The parking space in front of the charger was open. The poor little chargewr was another matter. It needed some love. the lower 2-socket piece of the plug was loose and flopping around. Bteween it and several time outs, it took some patience and holding of the plug in place to get charging initiated. But once I did, it did well. My only fear was that the lower part of the plug might break off and get stuck in the car. Fortunately, it did not. Anyway, I charged u to 85% amd was ready to set off when my wife fortunately persuaded me during a phone call that perhaps a nighjt with some extra rest mighht be in order. I had told her I could not reconcile the different things I was seeing on the apps and maps about how long it would take me to get to Idaho. So, I booked a local hotel, got some laundry done, relaxed and actually got more than 4 hours of sleep.
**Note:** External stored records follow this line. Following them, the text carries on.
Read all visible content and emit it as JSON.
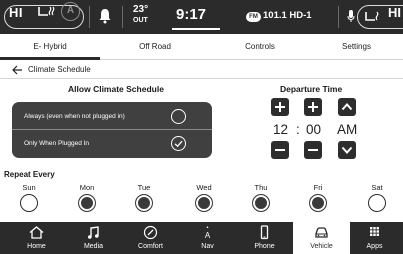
{
  "status_bar": {
    "left_hvac": "HI",
    "temp": "23°",
    "temp_caption": "OUT",
    "time": "9:17",
    "radio_band": "FM",
    "station": "101.1 HD-1",
    "right_hvac": "HI",
    "auto_badge": "A"
  },
  "tabs": [
    {
      "label": "E- Hybrid"
    },
    {
      "label": "Off Road"
    },
    {
      "label": "Controls"
    },
    {
      "label": "Settings"
    }
  ],
  "breadcrumb": {
    "title": "Climate Schedule"
  },
  "schedule": {
    "heading": "Allow Climate Schedule",
    "options": [
      {
        "label": "Always (even when not plugged in)",
        "selected": false
      },
      {
        "label": "Only When Plugged In",
        "selected": true
      }
    ]
  },
  "departure": {
    "heading": "Departure Time",
    "hour": "12",
    "separator": ":",
    "minute": "00",
    "period": "AM"
  },
  "repeat": {
    "label": "Repeat Every",
    "days": [
      {
        "name": "Sun",
        "selected": false
      },
      {
        "name": "Mon",
        "selected": true
      },
      {
        "name": "Tue",
        "selected": true
      },
      {
        "name": "Wed",
        "selected": true
      },
      {
        "name": "Thu",
        "selected": true
      },
      {
        "name": "Fri",
        "selected": true
      },
      {
        "name": "Sat",
        "selected": false
      }
    ]
  },
  "bottom_nav": [
    {
      "label": "Home",
      "icon": "home-icon",
      "active": false
    },
    {
      "label": "Media",
      "icon": "music-note-icon",
      "active": false
    },
    {
      "label": "Comfort",
      "icon": "comfort-icon",
      "active": false
    },
    {
      "label": "Nav",
      "icon": "compass-icon",
      "active": false
    },
    {
      "label": "Phone",
      "icon": "phone-icon",
      "active": false
    },
    {
      "label": "Vehicle",
      "icon": "car-icon",
      "active": true
    },
    {
      "label": "Apps",
      "icon": "apps-grid-icon",
      "active": false
    }
  ],
  "colors": {
    "bar_dark": "#2b2b2b",
    "panel_dark": "#404040",
    "active_tab": "#ffffff"
  }
}
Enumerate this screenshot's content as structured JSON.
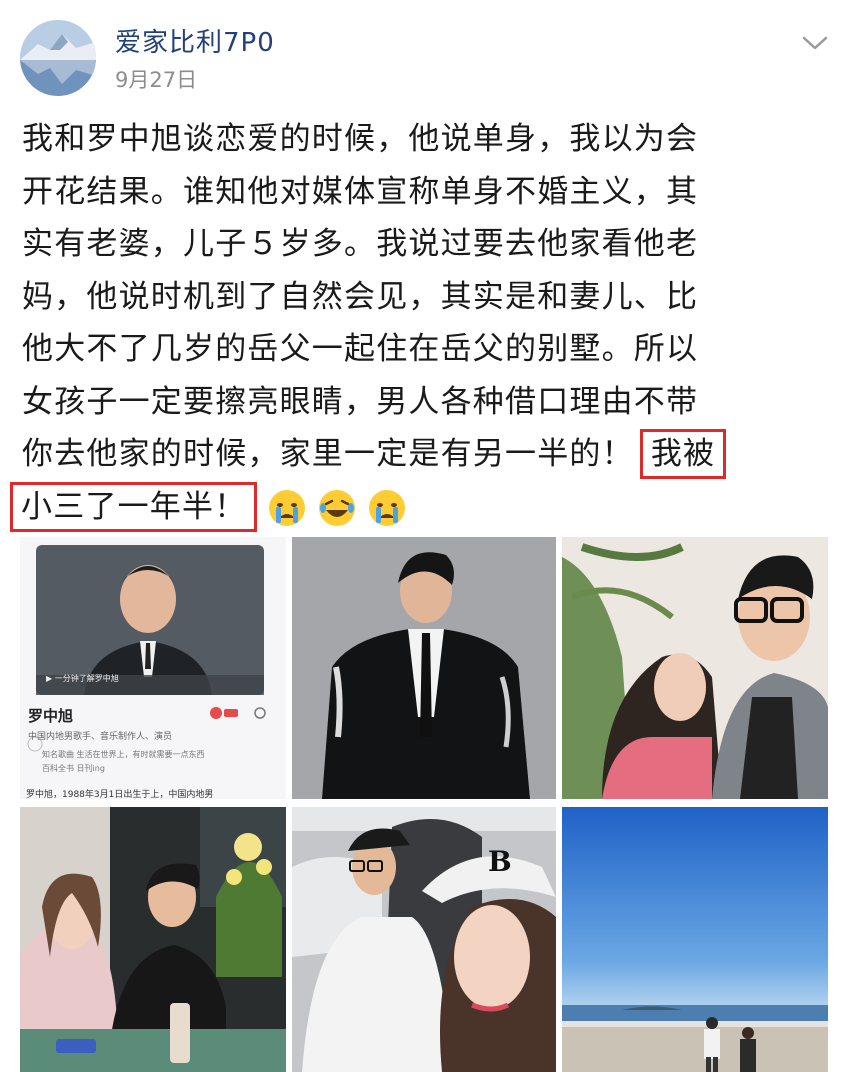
{
  "post": {
    "username": "爱家比利7P0",
    "date": "9月27日",
    "lines": [
      "我和罗中旭谈恋爱的时候，他说单身，我以为会",
      "开花结果。谁知他对媒体宣称单身不婚主义，其",
      "实有老婆，儿子５岁多。我说过要去他家看他老",
      "妈，他说时机到了自然会见，其实是和妻儿、比",
      "他大不了几岁的岳父一起住在岳父的别墅。所以",
      "女孩子一定要擦亮眼睛，男人各种借口理由不带"
    ],
    "line7_plain": "你去他家的时候，家里一定是有另一半的！",
    "line7_highlight": "我被",
    "line8_highlight": "小三了一年半！",
    "emojis": [
      "crying-face",
      "laughing-tears-face",
      "crying-face"
    ],
    "highlight_color": "#dd2a2a"
  },
  "images": {
    "card": {
      "title": "罗中旭",
      "subtitle": "中国内地男歌手、音乐制作人、演员",
      "row1": "知名歌曲  生活在世界上，有时就需要一点东西",
      "row2": "百科全书  日刊ing",
      "footer": "罗中旭，1988年3月1日出生于上，中国内地男"
    }
  },
  "colors": {
    "username": "#23407a",
    "date": "#8d8d8d",
    "text": "#1a1a1a"
  }
}
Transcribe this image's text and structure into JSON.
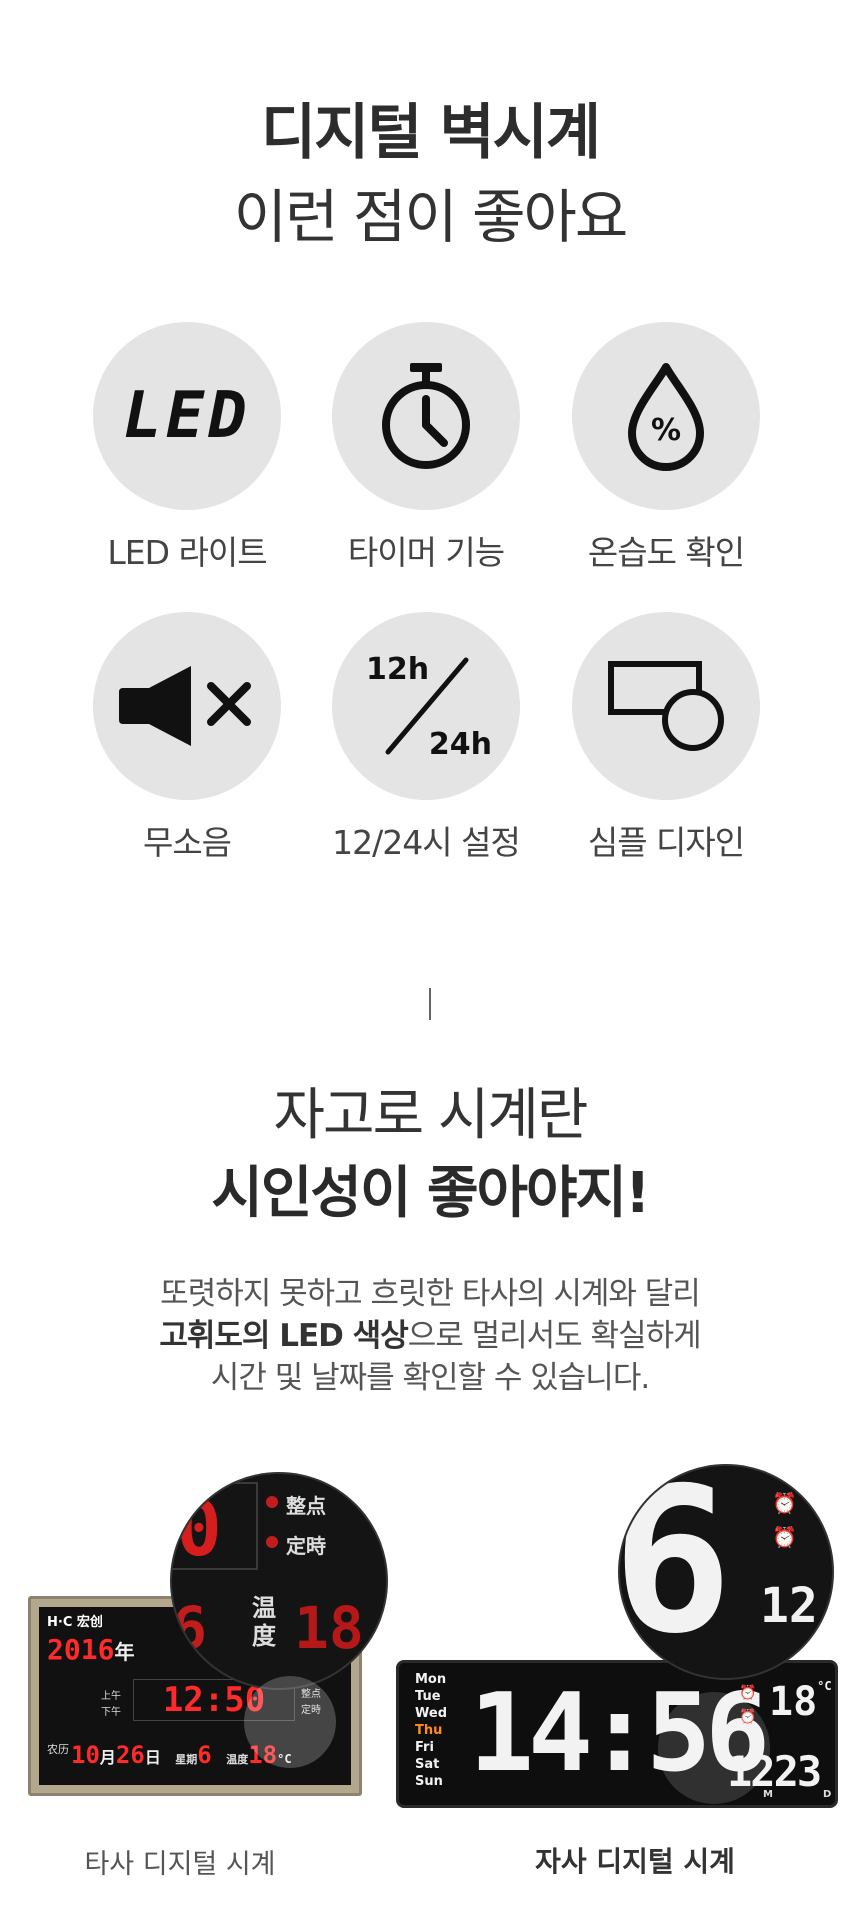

Days 35-37 | July 9-11 | Final Segments
I’ve been home for a little over a week, and apologize for not wrapping up the itinerary sooner (though I’m pretty sure nobody was holding their breath ). Day 35 had me heading to Portland via I84W, which was arguably the best segment of road on the entire trip, from both a scenic and a construction quality perspective. I found myself reaching the Twin Falls area much sooner than predicted by software the previous evening. My guess is that, again, I was misinterpreting something. In either case, I like the way this worked out. I had a beautiful sunrise coming out of SLC, and a lovely drive with very little traffic through some lovely scenery. As I left the SLC area, I charged up at an EA located in a Walmart lot near Ogden. I got to that charger to discover, and not for the first time, a Chevy Bolt using a 350kW charger. I don’t want to sound mean-spirited, so I won’t say what I was thinking at the time. Amazingly, this would only be the first of three such sightings in one day.
I ran into my second GT of the trip at an EA charging station in Boise. Nice fellow, but this was his first experience using an EA charger, and it showed. The car looks good in Silver. While in Boise, I conducted a taste test at the suggestion of my daughters, to determine whether Five Guys' French fries taste better in Idaho. They do.
I had originally planned to head to Seattle from SLC, but as mentioned in an earlier post, I was really wanting to be home. So, when I discovered that a family member would not be there, I took Seattle off the route. This saved me 1-2 days, but it also meant I would not break 10k miles on the trip. Ah well. The I84 route takes you through the Columbia Gorge and straight toward Mt. Hood on the way into Portland, a truly stunning drive. I stayed in Portland with my brother and his family, and on Sunday, July 10, we ambled about Portland. It was my first time there not spent in meetings at an airport hotel conference room, and I thoroughly enjoyed it. While the city still shows a few scars of some of its political events, it’s a pretty town full of nice people, interesting architecture, and really good beer.
I left Portland at 6pm with Medford OR in my sights for a place to sleep the night and set the stage for a short drive home on Monday, July 11. I left Medford at 6:15 am, and with stops to charge in Yreka and Willows CA, I was home by 1:10 pm.
Thanks for joining me on this drive! I enjoyed it thoroughly.
Total Miles: 9,341